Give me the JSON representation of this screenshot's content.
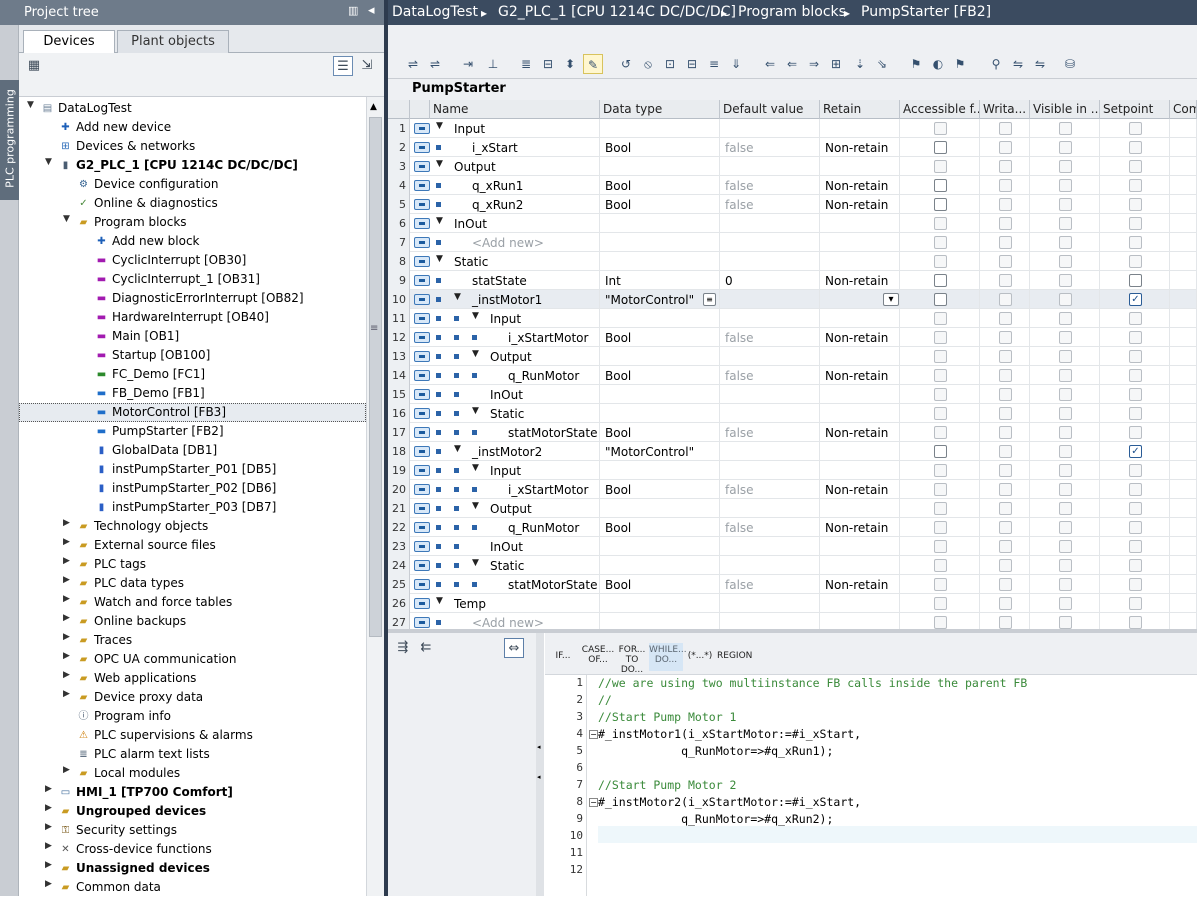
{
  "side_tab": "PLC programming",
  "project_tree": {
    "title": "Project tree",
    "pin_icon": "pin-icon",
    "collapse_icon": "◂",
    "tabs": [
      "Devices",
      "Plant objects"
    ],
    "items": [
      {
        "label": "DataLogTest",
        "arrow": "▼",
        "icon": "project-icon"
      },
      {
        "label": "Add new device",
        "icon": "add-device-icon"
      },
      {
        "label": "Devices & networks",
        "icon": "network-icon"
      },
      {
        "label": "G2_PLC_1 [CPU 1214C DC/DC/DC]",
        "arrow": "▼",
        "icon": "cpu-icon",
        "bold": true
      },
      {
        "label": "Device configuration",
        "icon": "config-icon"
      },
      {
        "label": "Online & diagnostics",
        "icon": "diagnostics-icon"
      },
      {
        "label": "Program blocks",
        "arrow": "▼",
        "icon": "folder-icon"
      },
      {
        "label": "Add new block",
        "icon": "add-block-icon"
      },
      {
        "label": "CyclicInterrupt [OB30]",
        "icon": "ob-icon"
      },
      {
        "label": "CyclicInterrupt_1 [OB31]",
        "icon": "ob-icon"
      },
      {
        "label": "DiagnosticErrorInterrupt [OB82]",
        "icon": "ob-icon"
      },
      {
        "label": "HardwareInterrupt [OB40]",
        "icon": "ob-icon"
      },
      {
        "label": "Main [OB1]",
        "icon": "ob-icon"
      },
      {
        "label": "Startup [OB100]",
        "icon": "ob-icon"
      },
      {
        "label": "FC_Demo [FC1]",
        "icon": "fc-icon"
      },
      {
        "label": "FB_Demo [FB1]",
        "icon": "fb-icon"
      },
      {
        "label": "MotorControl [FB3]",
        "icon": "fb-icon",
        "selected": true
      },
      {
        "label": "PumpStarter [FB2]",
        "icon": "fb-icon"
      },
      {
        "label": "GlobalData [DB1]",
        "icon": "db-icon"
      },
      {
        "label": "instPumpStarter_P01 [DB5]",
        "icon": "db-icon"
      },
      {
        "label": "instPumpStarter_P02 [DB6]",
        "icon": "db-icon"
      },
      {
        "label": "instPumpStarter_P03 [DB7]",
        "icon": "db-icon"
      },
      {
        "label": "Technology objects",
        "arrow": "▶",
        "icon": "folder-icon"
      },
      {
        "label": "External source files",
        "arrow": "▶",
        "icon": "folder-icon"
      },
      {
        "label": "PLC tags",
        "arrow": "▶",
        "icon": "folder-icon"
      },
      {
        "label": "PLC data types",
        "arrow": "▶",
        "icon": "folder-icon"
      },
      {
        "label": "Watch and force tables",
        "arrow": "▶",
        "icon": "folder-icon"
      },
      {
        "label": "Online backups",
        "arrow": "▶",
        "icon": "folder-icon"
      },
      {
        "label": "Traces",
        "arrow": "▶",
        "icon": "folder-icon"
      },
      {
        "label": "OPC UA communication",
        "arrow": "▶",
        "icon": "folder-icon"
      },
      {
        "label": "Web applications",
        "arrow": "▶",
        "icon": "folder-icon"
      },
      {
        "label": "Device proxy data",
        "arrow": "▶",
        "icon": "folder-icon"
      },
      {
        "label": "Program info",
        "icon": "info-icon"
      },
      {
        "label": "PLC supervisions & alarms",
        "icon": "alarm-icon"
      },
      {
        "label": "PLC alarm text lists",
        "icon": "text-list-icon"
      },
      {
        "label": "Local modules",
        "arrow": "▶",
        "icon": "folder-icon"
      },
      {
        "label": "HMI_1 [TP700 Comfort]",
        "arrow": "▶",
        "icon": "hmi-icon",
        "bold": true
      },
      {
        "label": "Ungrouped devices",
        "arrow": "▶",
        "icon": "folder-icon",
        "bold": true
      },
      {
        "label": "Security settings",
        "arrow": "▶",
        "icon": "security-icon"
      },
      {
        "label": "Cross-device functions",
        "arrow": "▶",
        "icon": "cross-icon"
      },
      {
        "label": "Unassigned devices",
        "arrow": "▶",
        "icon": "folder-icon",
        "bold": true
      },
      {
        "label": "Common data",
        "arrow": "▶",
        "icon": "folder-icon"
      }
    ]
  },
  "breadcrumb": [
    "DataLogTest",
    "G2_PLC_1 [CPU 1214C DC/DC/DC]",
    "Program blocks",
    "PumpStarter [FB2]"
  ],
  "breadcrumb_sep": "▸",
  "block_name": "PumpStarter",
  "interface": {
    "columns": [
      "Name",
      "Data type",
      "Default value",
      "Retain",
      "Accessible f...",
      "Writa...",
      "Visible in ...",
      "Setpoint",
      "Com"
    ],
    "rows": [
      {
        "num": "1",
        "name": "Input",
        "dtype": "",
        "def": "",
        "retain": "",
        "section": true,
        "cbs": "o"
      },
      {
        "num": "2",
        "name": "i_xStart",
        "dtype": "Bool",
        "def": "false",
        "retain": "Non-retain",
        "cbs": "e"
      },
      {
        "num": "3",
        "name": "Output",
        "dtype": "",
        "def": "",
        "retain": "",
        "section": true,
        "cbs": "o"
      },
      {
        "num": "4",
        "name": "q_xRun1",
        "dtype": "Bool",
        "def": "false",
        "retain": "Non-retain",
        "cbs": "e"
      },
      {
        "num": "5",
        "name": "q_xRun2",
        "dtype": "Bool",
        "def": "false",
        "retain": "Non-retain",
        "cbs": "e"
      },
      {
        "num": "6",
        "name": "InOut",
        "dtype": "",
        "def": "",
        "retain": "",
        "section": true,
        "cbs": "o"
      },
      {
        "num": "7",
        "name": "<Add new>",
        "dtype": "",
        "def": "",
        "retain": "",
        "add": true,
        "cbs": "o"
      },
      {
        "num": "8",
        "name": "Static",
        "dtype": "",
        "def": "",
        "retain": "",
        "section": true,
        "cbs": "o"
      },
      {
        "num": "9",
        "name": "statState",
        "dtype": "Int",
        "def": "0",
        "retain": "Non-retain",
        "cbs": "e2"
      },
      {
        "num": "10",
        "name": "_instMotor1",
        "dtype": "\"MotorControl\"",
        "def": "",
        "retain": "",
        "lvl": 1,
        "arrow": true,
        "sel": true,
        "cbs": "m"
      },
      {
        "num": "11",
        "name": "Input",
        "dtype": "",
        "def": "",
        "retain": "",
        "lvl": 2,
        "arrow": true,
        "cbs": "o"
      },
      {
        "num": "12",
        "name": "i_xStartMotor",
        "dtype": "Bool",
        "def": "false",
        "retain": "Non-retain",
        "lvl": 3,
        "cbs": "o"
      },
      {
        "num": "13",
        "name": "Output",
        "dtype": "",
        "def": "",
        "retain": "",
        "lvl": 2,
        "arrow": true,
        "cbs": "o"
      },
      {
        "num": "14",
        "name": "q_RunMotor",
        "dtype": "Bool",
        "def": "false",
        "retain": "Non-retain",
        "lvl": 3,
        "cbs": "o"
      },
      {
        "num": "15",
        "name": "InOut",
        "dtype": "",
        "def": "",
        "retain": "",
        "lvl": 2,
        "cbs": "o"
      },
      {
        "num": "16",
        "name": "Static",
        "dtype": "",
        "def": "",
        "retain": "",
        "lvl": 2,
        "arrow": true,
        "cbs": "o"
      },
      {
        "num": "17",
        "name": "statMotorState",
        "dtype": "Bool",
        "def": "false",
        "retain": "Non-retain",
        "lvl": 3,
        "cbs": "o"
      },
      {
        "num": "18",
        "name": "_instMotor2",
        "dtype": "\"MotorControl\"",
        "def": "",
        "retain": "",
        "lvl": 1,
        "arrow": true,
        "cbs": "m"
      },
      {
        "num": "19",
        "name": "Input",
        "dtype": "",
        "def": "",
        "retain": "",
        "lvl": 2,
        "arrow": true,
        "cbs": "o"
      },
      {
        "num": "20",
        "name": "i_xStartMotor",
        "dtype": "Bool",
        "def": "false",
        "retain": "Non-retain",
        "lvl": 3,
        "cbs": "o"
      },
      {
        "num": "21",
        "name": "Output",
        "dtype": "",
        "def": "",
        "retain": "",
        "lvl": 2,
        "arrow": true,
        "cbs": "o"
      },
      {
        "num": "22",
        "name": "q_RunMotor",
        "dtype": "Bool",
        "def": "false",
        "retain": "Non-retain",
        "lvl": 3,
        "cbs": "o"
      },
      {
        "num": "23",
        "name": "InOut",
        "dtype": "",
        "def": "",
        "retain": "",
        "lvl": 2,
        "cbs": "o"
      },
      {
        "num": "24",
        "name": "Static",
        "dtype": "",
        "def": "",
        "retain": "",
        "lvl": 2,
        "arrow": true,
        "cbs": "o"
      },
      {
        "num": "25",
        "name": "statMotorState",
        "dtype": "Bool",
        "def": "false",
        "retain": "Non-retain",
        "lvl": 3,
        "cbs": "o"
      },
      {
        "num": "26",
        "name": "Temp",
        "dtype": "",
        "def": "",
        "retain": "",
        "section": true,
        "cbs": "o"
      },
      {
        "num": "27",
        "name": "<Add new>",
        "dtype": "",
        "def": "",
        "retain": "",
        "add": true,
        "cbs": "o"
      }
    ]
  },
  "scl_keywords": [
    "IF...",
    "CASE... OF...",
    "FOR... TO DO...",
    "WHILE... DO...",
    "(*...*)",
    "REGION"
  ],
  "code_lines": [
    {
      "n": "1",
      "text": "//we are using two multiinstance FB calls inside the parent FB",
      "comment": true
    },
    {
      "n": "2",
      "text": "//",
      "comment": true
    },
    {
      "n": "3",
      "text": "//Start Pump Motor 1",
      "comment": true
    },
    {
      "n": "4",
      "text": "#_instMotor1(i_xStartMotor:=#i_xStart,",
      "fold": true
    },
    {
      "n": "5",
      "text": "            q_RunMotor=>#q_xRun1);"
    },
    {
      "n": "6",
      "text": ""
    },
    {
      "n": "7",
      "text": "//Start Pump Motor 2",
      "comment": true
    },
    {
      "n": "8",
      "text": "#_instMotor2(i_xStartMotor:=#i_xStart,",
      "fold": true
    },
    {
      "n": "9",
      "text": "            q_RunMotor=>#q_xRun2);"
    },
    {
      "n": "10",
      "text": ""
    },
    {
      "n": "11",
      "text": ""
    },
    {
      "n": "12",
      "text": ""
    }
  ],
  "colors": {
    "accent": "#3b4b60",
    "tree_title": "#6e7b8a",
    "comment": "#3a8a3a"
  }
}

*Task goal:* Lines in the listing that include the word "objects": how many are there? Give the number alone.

*Solution for this exercise:* 2